I found the following (2011) document “IMPLEMENTING LOWER SPEEDS IN NEW ZEALAND” an interesting read: 12637251_IPENZ2011-Koorey-LowerSpeeds-revised.pdf (271.6 KB) What is striking is that this document is over a decade old and nothing has really changed. About time it did.
In particular the following:
Lower Speed Limits (<50km/h)
Aside from the above-mentioned school speed zones, the Rule also allows the possibility of using 10 - 40km/h limits. Here is the relevant clause:
3.2(6) A road controlling authority may propose to set a speed limit of less than 50 km/h… if:
- (a) the calculated speed limit for the relevant road is 50 km/h; AND
- (b) the proposed speed limit would be likely to increase the safety of pedestrians, cyclistsor other road users; AND
- (c) safe and appropriate traffic engineering measures are installed so that the measuredmean operating speed is within 5 km/h of the proposed speed limit.
Meeting requirement (a) is not likely to be difficult for locations where a lower speed limit is being proposed. The earlier discussion about speeds and safety make requirement (b) fairly redundant. All that remains therefore is for the road environment itself and the traffic behaviour to be assessed and if necessary adjusted to satisfy requirement (c).
A number of potentially suitable locations for such limits occur around schools and tertiary institutions, residential areas, parks and playgrounds, and urban CBDs and shopping streets.
So nothing stopping councils making 30 kph zones around schools they wanted to: The whole (and pretty pointless) “40kph reduction” school zones thing is bunkum.
Yes exactly! This is what we should be pushing for all the streets around the University. We should forward the report to Simone for discussion in our meeting next week.
Can you share the meeting details and who is invited? Maybe in Members Only?
Where has the reform of the Land Transport Rule - Setting of Speed Limits 2021 got to? I understood that it was likely to tear up the old rules anyway?
The meeting is just for three of us: Matt for SDHB group, me for Spokes and Steve for BetterStreets. We will report back.
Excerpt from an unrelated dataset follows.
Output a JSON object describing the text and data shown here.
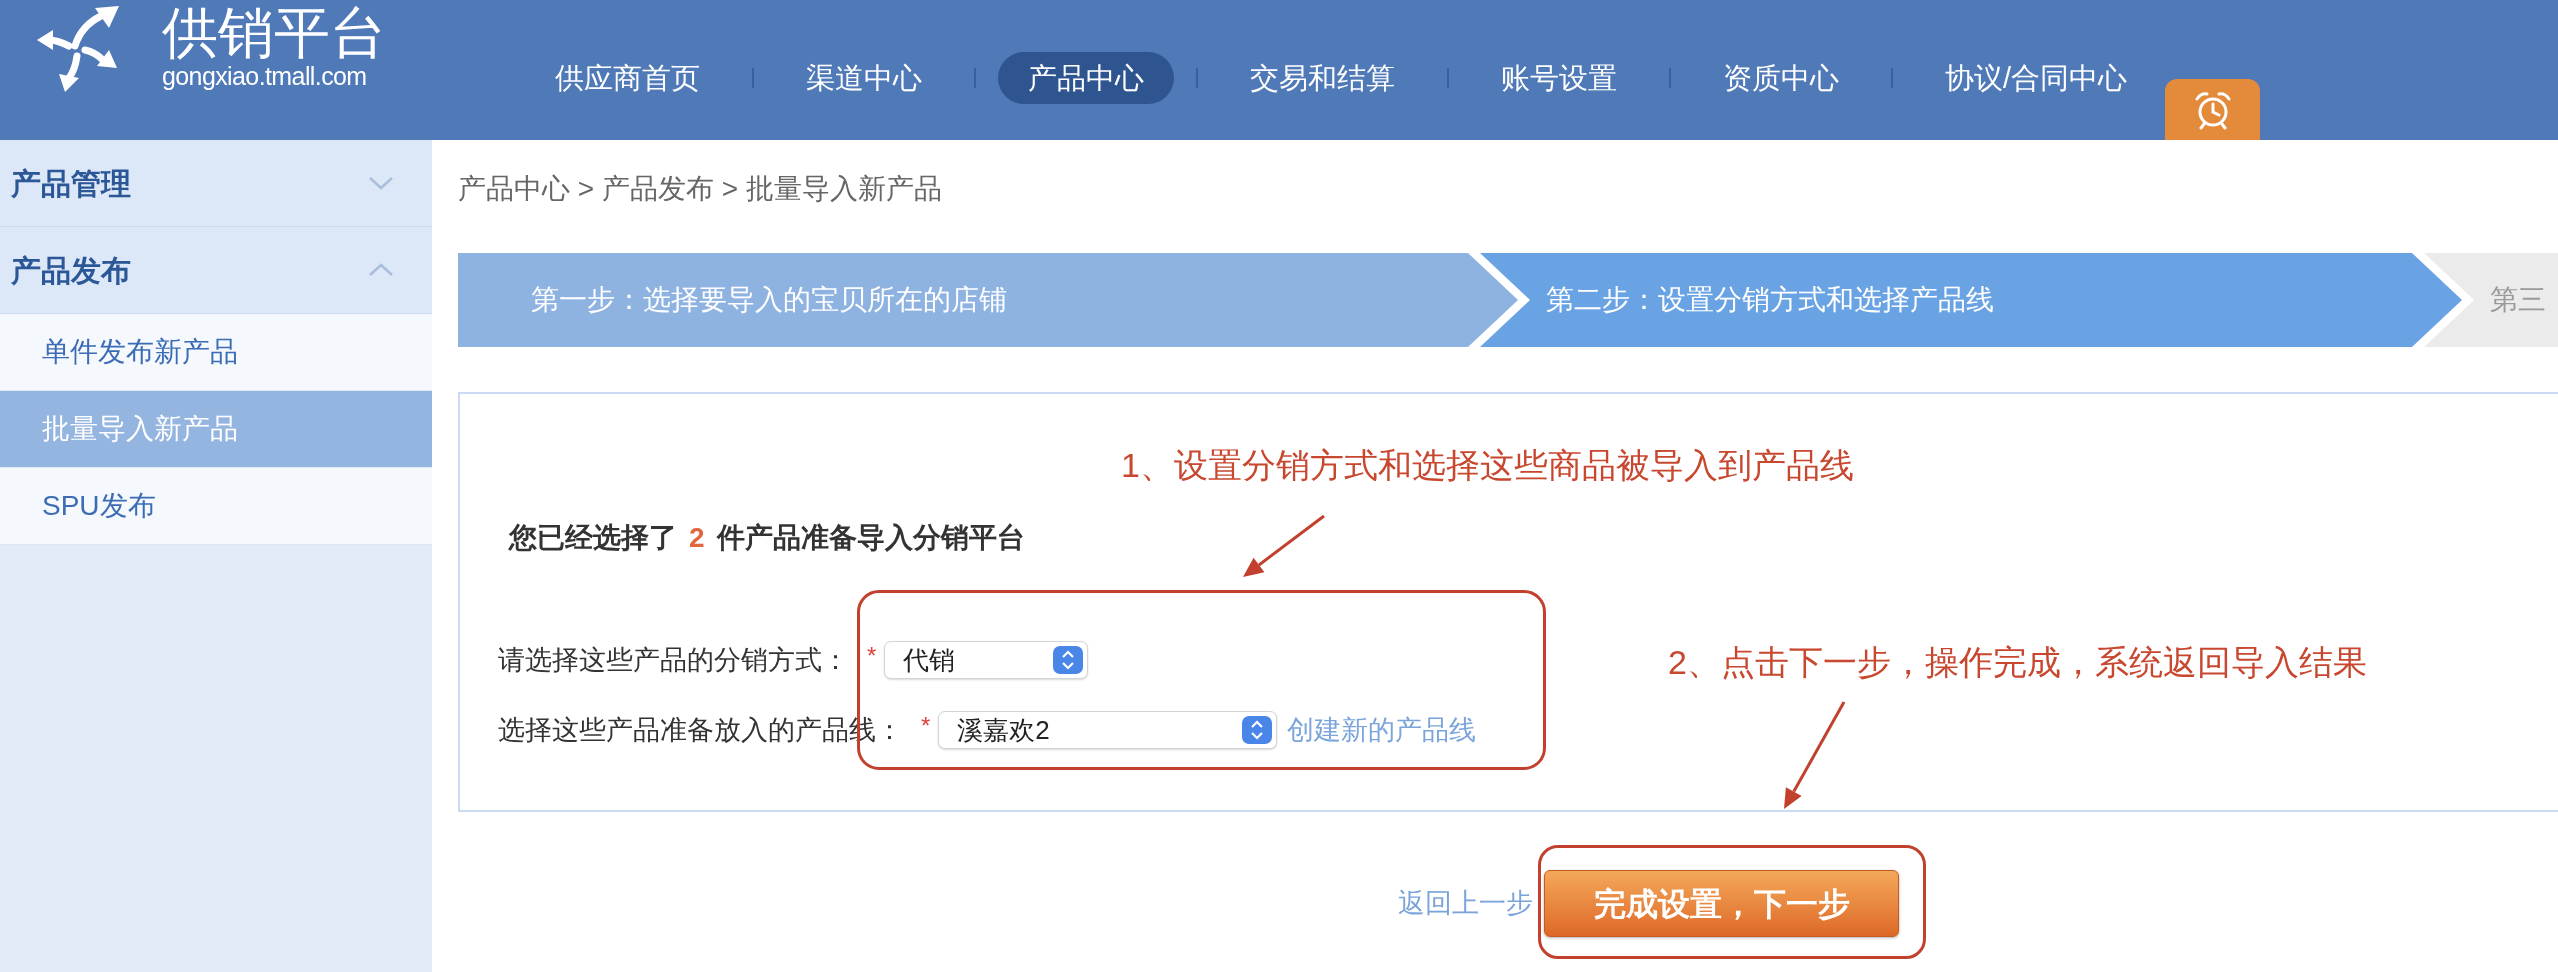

Draft agenda is:
Lovelock Ave – new uphill cyclepath
Albany St cycleway – project update
Shore St/Portobello Rd intersection – update on active warning sign
Bike Parking – programme update
Harbour Arterial – project update
There’s a plan for an Albany Street cycleway? I’ve always thought a better location for a bike path would be along the roads beside the Leith.
Yes, the remains of a decimated tertiary district plan I believe. It does link up with the harbour paths and the tail end of the George st redevelopment… despite no plans to link the latter to anywhere really.
Matt and I made it clear that we felt if vehicle traffic was properly managed to avoid thru traffic, the need for a segregated cycle way would probably vanish. But that wasn’t on the cards.
We can update you after the meeting.
I think we really need to push this one. Rather than just waiting for Waka Kotahi to do something, we should create bold slow speed mixed use streets. I see no reason why the couldn’t be do very cost effectively and extensively!
Some info from the Global Street Design guidelines that the DCC have signed up to:
Where is this from, and what does “signed up to” mean to the DCC? Is this something we can try to hold them too, or just something aspirational that they’ll never concern themselves with?
It’s from the Global Street Design Guide.
Good article in the paper today. They talk about the slower speeds and cycle friendly environments. Why is it then we can even start a conversation around this, and they would rather send all their time on very expensive and controversial projects like Albany St which feed into nothing!
Kia ora katoa,
yes, agreed - great article in the paper. I am moving more and more away from separating cyclists from traffic - overall slower speed and more sharing space is what I would like to see around Dunedin.
Yes, we need to combine all our forces and submit to the proposed changes. This proposal also implies that the one ways will stay the way they are - and this is not really what we would like to see for Otepoti in conjunction with the new hospital.
30kph throughout Dunedin: It will happen one day, the question is when. DCC traffic people have been holding up the “we can’t impose it yet, but the rules are changing” for some time. The question is, now the rules have changed, will we see any progress? Or will we have to fight for every change as we have in the past.
The thing is, a city-wide 30kph (with enforcement) is the one solution that does not take away parking, trees, etc etc. 50kph should be allowed only on roads where there is infrastructure to protect cyclists and pedestrians, or, I suppose, better alternatives to using that road.
It will be interesting at the next Spokes/BUG/Betterstreets/DCC meeting to find out what steps are being taken to make use of the speed setting rule changes.
(Also: Whilst I’d like to see the one-way scrapped in favour of a (reduced junction) two-way sacrificial artery, I don’t think there is a single perfect solution. What does count most is what happens away from SH1: no point changing SH1 just to find the side roads all become rat-runs!)